▶ [WHAT TO WORK ON] Each record is to be given again without alteration.

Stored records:
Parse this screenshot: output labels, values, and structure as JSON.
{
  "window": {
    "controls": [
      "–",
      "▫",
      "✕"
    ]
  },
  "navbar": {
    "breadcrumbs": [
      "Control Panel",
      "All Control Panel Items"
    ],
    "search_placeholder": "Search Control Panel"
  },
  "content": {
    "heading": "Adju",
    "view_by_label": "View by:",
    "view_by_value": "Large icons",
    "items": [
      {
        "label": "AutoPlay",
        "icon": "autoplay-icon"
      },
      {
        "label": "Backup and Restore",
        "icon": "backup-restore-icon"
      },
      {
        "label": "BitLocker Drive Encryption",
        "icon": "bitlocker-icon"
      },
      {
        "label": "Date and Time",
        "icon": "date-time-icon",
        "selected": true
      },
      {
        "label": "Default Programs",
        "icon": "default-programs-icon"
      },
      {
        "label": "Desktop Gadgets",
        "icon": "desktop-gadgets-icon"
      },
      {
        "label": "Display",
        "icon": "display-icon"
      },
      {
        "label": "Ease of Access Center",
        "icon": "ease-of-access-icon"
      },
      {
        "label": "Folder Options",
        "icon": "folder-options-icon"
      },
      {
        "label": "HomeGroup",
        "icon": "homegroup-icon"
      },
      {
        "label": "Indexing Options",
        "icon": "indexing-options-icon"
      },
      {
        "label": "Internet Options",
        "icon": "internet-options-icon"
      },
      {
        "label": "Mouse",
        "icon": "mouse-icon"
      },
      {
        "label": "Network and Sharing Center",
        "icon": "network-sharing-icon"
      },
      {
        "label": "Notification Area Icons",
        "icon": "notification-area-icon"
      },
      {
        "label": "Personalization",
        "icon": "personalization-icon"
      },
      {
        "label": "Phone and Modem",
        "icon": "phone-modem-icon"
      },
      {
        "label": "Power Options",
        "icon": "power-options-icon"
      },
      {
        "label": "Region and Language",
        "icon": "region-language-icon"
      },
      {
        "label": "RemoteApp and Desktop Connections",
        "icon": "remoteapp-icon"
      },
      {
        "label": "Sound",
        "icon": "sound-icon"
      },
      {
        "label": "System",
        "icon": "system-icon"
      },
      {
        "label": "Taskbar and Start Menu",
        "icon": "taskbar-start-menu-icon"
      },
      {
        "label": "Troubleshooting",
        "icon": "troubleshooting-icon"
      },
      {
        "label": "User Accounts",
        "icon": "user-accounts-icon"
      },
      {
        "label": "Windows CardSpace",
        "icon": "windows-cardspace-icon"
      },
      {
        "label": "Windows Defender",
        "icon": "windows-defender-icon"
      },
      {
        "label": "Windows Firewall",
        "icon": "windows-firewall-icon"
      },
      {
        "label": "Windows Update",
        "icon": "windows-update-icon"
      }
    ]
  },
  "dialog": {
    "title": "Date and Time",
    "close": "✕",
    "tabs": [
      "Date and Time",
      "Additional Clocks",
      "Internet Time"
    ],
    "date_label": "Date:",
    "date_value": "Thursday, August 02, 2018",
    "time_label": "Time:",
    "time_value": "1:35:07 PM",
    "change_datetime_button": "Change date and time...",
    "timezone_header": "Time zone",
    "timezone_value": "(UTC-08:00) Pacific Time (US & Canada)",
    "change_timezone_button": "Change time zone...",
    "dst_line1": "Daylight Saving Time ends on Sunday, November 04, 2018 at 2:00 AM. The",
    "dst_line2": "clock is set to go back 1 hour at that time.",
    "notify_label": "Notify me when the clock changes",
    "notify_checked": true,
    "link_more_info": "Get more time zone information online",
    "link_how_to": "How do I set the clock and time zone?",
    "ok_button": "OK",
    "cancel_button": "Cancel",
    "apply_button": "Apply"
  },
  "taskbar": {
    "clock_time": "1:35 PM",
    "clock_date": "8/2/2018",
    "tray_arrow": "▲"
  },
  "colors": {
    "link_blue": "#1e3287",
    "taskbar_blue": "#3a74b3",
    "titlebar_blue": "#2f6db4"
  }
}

▶ [THE ANSWER]
Parse this screenshot: output labels, values, and structure as JSON.
{
  "window": {
    "controls": [
      "–",
      "▫",
      "✕"
    ]
  },
  "navbar": {
    "breadcrumbs": [
      "Control Panel",
      "All Control Panel Items"
    ],
    "search_placeholder": "Search Control Panel"
  },
  "content": {
    "heading": "Adju",
    "view_by_label": "View by:",
    "view_by_value": "Large icons",
    "items": [
      {
        "label": "AutoPlay",
        "icon": "autoplay-icon"
      },
      {
        "label": "Backup and Restore",
        "icon": "backup-restore-icon"
      },
      {
        "label": "BitLocker Drive Encryption",
        "icon": "bitlocker-icon"
      },
      {
        "label": "Date and Time",
        "icon": "date-time-icon",
        "selected": true
      },
      {
        "label": "Default Programs",
        "icon": "default-programs-icon"
      },
      {
        "label": "Desktop Gadgets",
        "icon": "desktop-gadgets-icon"
      },
      {
        "label": "Display",
        "icon": "display-icon"
      },
      {
        "label": "Ease of Access Center",
        "icon": "ease-of-access-icon"
      },
      {
        "label": "Folder Options",
        "icon": "folder-options-icon"
      },
      {
        "label": "HomeGroup",
        "icon": "homegroup-icon"
      },
      {
        "label": "Indexing Options",
        "icon": "indexing-options-icon"
      },
      {
        "label": "Internet Options",
        "icon": "internet-options-icon"
      },
      {
        "label": "Mouse",
        "icon": "mouse-icon"
      },
      {
        "label": "Network and Sharing Center",
        "icon": "network-sharing-icon"
      },
      {
        "label": "Notification Area Icons",
        "icon": "notification-area-icon"
      },
      {
        "label": "Personalization",
        "icon": "personalization-icon"
      },
      {
        "label": "Phone and Modem",
        "icon": "phone-modem-icon"
      },
      {
        "label": "Power Options",
        "icon": "power-options-icon"
      },
      {
        "label": "Region and Language",
        "icon": "region-language-icon"
      },
      {
        "label": "RemoteApp and Desktop Connections",
        "icon": "remoteapp-icon"
      },
      {
        "label": "Sound",
        "icon": "sound-icon"
      },
      {
        "label": "System",
        "icon": "system-icon"
      },
      {
        "label": "Taskbar and Start Menu",
        "icon": "taskbar-start-menu-icon"
      },
      {
        "label": "Troubleshooting",
        "icon": "troubleshooting-icon"
      },
      {
        "label": "User Accounts",
        "icon": "user-accounts-icon"
      },
      {
        "label": "Windows CardSpace",
        "icon": "windows-cardspace-icon"
      },
      {
        "label": "Windows Defender",
        "icon": "windows-defender-icon"
      },
      {
        "label": "Windows Firewall",
        "icon": "windows-firewall-icon"
      },
      {
        "label": "Windows Update",
        "icon": "windows-update-icon"
      }
    ]
  },
  "dialog": {
    "title": "Date and Time",
    "close": "✕",
    "tabs": [
      "Date and Time",
      "Additional Clocks",
      "Internet Time"
    ],
    "date_label": "Date:",
    "date_value": "Thursday, August 02, 2018",
    "time_label": "Time:",
    "time_value": "1:35:07 PM",
    "change_datetime_button": "Change date and time...",
    "timezone_header": "Time zone",
    "timezone_value": "(UTC-08:00) Pacific Time (US & Canada)",
    "change_timezone_button": "Change time zone...",
    "dst_line1": "Daylight Saving Time ends on Sunday, November 04, 2018 at 2:00 AM. The",
    "dst_line2": "clock is set to go back 1 hour at that time.",
    "notify_label": "Notify me when the clock changes",
    "notify_checked": true,
    "link_more_info": "Get more time zone information online",
    "link_how_to": "How do I set the clock and time zone?",
    "ok_button": "OK",
    "cancel_button": "Cancel",
    "apply_button": "Apply"
  },
  "taskbar": {
    "clock_time": "1:35 PM",
    "clock_date": "8/2/2018",
    "tray_arrow": "▲"
  },
  "colors": {
    "link_blue": "#1e3287",
    "taskbar_blue": "#3a74b3",
    "titlebar_blue": "#2f6db4"
  }
}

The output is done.